Saturday, January 25, 2014

The Right to Defend

Many of us take for granted the right to defend ourselves against random acts of violence.   Not all of us have that right.  In the state of Maryland it is nearly impossible for a citizen to get a carry permit.  In the neighboring  Commonwealth of Virginia most malls have posted policies (in ¼” print) prohibiting firearms. 

A few hours ago (Sat, 1/25/14) a gunman opened fire at the Columbia Mall in Maryland, killing at least 2, the police are still sorting thing out.  The unimaginable terror, the impact on first responders, the lives lost and families who will never be the same.  This isn’t the first, and I fear not the last, time this kind of tragedy will happen. 

Disarming citizens is not the answer, but neither is allowing anyone to possess a firearm.  Education, training, background checks, mental health care…there are many factors.  Details will emerge, but a lawfully armed citizen could have made a difference…but they never had a chance.

There are no easy answers, but we must do better than the bans on guns. 

1 comment:

  1. The only thing wrong with your post is the presumption that we are "allowed" to have this right. That is fundamentally incorrect. The government must, following due process, prove that an individual's right to arms should be disabled by presenting a preponderance of evidence that the individual is 1) a violent recidivist criminal or 2) dangerously unstable. Then, it is up to a court to make a ruling based upon that evidence.

    Initial background checks at retail purchase are constitutional, because they are part of interstate commerce and can be regulated, and because criminal convictions and involuntary commitments are constitutionally permissible disabling factors. The only way to discover either is by a background check, and given the fact that the NICS checks are as close to "instant" as technologically possible, they are not a material burden on peaceable people's exercise of the right.

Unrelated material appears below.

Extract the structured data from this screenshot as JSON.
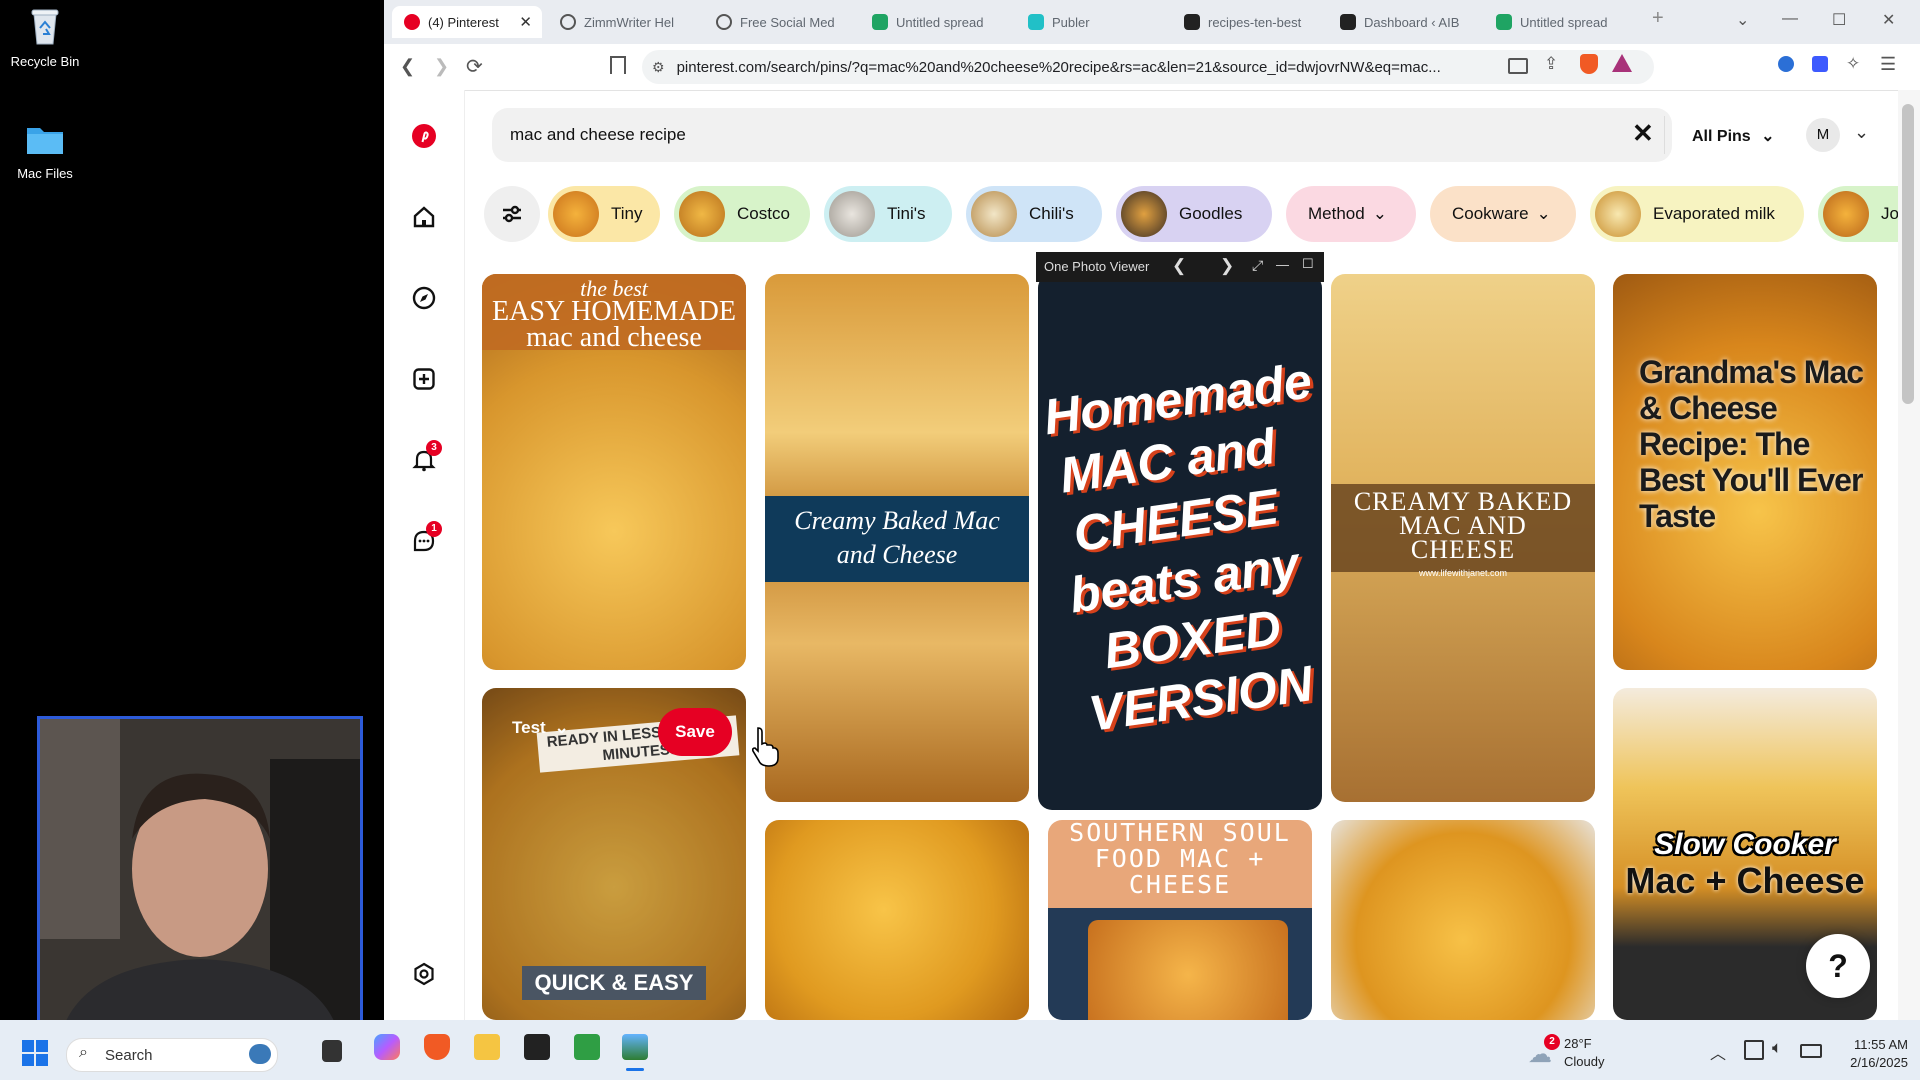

    But they cannot be imposed on private transactions, because there is no constitutionally delegated power for the government to do so.